Show every line from the entries that follow which holds the word "JSON".

Website and app data records:

*** Block opens ***

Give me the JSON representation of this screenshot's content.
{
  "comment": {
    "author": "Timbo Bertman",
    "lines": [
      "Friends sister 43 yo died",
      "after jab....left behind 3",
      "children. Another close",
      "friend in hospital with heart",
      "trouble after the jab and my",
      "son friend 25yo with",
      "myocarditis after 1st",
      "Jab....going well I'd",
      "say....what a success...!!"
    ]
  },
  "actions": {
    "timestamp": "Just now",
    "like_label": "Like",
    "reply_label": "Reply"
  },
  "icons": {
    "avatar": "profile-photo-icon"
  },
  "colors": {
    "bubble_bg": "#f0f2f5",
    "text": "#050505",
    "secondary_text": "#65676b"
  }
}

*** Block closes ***
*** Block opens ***

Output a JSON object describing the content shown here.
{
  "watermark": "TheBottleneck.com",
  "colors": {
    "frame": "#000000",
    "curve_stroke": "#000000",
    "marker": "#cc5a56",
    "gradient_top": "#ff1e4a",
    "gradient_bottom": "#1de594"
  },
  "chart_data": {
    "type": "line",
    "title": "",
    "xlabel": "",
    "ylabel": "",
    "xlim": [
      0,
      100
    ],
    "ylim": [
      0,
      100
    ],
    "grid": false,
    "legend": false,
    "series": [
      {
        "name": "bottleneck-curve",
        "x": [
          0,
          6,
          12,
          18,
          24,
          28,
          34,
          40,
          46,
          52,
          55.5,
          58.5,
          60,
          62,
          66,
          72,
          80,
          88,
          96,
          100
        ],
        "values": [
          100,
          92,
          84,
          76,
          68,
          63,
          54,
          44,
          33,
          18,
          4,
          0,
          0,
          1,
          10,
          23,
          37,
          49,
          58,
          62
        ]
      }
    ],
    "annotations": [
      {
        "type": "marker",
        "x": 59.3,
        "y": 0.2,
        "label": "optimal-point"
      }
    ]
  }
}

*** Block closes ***

• ANSWER BELOW:
Give me the JSON representation of this screenshot's content.
Output a JSON object describing the content shown here.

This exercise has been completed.